Top of Input for this task
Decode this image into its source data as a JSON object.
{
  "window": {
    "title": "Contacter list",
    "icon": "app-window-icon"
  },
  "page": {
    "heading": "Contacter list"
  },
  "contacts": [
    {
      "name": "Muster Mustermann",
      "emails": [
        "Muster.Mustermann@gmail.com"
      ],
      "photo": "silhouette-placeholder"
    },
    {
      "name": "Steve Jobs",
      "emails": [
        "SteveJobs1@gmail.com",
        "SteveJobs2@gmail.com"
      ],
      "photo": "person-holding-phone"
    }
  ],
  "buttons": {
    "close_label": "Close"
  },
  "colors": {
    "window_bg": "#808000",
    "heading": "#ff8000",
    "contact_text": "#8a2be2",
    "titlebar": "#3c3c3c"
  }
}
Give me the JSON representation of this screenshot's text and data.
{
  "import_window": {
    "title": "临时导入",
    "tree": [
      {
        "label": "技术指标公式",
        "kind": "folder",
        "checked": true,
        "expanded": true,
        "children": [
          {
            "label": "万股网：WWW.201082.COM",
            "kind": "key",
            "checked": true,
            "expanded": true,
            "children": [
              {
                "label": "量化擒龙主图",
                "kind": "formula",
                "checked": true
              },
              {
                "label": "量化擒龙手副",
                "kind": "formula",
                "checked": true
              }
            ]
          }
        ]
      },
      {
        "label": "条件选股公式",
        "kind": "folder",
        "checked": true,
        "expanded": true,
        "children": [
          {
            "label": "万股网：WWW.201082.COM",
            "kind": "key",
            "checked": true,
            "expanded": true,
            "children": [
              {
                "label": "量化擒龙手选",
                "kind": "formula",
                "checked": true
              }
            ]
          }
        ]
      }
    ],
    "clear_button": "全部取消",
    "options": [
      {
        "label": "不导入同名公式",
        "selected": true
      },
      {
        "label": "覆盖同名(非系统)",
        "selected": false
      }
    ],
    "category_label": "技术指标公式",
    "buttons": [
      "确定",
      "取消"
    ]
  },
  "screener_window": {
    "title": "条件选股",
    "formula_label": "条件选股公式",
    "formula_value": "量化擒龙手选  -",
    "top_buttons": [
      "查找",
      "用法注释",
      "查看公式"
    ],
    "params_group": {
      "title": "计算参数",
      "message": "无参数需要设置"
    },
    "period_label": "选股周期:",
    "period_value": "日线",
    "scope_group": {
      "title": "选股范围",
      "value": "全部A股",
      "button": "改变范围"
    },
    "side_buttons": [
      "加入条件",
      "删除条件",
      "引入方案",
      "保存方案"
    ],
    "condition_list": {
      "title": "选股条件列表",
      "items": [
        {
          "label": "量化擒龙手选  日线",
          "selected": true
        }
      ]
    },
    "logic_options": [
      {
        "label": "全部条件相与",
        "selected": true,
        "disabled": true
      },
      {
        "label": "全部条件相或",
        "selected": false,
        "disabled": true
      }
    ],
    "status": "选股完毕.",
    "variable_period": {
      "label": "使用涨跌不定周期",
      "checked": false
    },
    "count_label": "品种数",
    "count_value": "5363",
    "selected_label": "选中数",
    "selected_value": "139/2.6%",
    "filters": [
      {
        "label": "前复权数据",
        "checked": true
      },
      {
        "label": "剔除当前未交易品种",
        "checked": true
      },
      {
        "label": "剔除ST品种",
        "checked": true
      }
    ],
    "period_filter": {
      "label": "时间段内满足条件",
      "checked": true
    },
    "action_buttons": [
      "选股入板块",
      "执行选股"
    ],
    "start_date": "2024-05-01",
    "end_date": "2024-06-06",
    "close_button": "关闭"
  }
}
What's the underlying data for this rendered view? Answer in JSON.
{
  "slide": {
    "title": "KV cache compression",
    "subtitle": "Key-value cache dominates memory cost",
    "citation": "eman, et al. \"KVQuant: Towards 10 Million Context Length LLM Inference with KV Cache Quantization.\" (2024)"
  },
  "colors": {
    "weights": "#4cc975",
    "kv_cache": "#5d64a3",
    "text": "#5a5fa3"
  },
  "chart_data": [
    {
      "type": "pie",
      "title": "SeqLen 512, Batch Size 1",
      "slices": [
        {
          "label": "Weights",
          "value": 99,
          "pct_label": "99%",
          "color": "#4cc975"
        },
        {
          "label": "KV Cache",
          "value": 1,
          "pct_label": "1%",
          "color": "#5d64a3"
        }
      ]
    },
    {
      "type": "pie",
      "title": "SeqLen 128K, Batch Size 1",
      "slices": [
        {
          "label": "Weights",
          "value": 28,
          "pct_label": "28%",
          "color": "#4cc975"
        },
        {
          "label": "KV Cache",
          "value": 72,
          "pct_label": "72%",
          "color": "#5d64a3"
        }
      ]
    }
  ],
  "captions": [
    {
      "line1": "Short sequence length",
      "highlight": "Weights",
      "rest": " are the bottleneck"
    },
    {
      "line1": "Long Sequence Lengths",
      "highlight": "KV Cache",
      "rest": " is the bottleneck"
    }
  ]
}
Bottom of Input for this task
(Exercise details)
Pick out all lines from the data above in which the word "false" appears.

(Response for this exercise)
        "selected": false
        "selected": false,
      "checked": false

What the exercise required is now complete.